The Rheumatologist reports on the impact of systemic racism in medicine and actions recommended by HSS social worker Jillian Rose, PhD, MPH, LCSW, and others, for improvement to reduce the related health disparities.
“I would advise clinicians—if they want to be truly invested in this journey of eliminating racism, eliminating disparities in health and moving toward more equitable care for all patients—to first spend the time to identify your own biases, spend the time to look at some of your own unconscious thinking that may color your care… and then dare to engage your patients in a conversation about what’s important to them,” said Dr. Rose.

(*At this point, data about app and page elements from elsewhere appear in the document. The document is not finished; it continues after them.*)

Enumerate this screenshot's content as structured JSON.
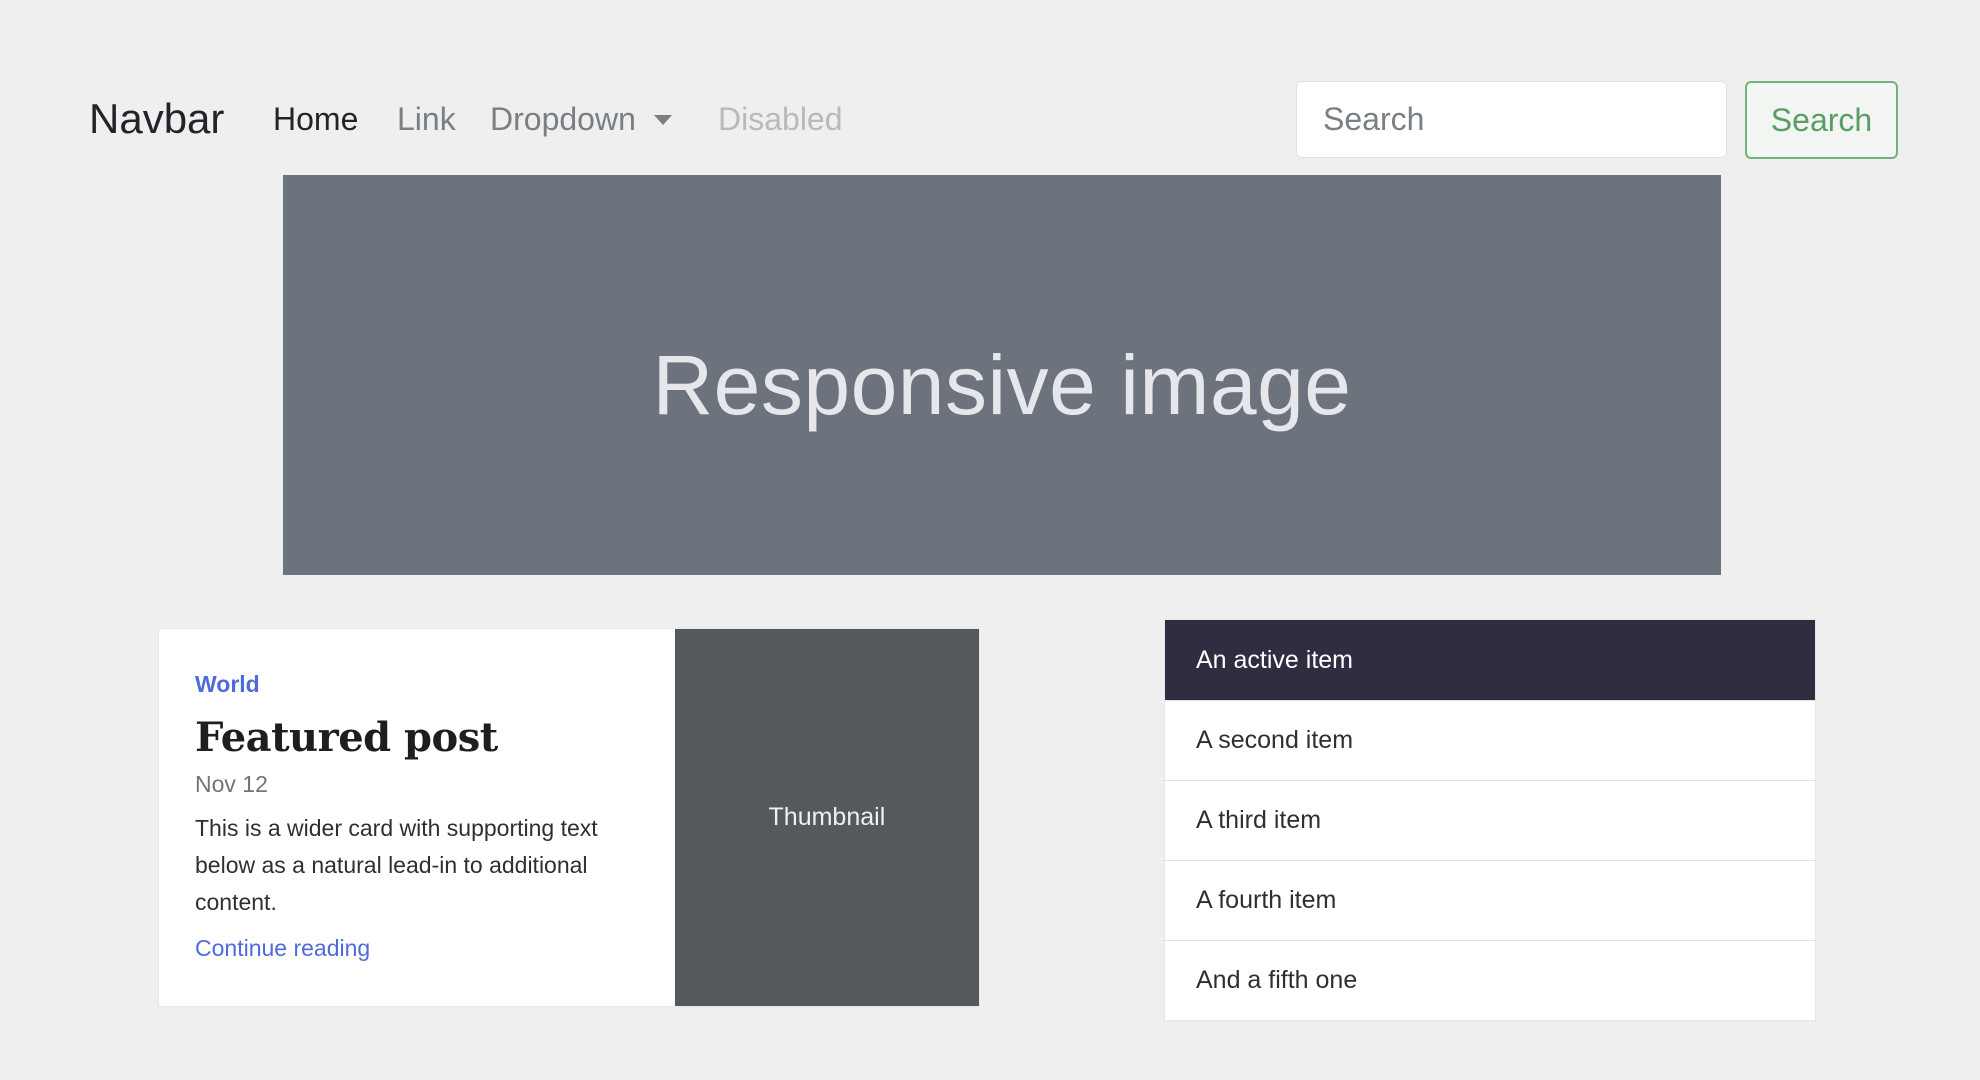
{
  "navbar": {
    "brand": "Navbar",
    "links": {
      "home": "Home",
      "link": "Link",
      "dropdown": "Dropdown",
      "disabled": "Disabled"
    },
    "search": {
      "placeholder": "Search",
      "button_label": "Search"
    }
  },
  "hero": {
    "label": "Responsive image"
  },
  "featured_card": {
    "category": "World",
    "title": "Featured post",
    "date": "Nov 12",
    "text": "This is a wider card with supporting text below as a natural lead-in to additional content.",
    "link_label": "Continue reading",
    "thumbnail_label": "Thumbnail"
  },
  "list_group": {
    "items": [
      {
        "label": "An active item",
        "active": true
      },
      {
        "label": "A second item",
        "active": false
      },
      {
        "label": "A third item",
        "active": false
      },
      {
        "label": "A fourth item",
        "active": false
      },
      {
        "label": "And a fifth one",
        "active": false
      }
    ]
  },
  "colors": {
    "page_background": "#efefef",
    "hero_background": "#6c737c",
    "thumbnail_background": "#55595c",
    "active_item_background": "#2e2e40",
    "link_accent": "#4f6bdb",
    "success_outline": "#78b07d"
  },
  "icons": {
    "dropdown_caret": "chevron-down-icon"
  }
}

Biases can manifest in the physical environment, so it’s important to actively try to make all patients feel welcome and respected. Subtle things, such as the images used on a website or in a physical space, can signal to people who “belongs,” she added. Another important element to successful outcomes is including patients in shared decision making. “Part of the problem-solving process is engaging the individuals in front of you in their own care, and valuing them as a person who is autonomous to make a decision along with [the rheumatologist’s] guidance, help and support,” explained Dr. Rose. “That’s really half the battle of addressing racism in healthcare.”
Physicians and healthcare providers are leaders in their community and have the power to effect change toward diversity, inclusion and equity. Dr. Rose suggested for clinicians to get involved by reviewing their community health needs assessment, serving on a council to advocate for community needs or mentoring someone who aspires to be a clinician. “We can write social prescriptions for people, whether it’s to attend support groups, go to a food pantry, seek housing advocacy or go swimming at a local YMCA. Social prescriptions not only tell someone that you are interested in their well-being, but [that] you’re creative about the resources and opportunities you see them having access to,” she cited.
Read the full article at the-rheumatologist.org.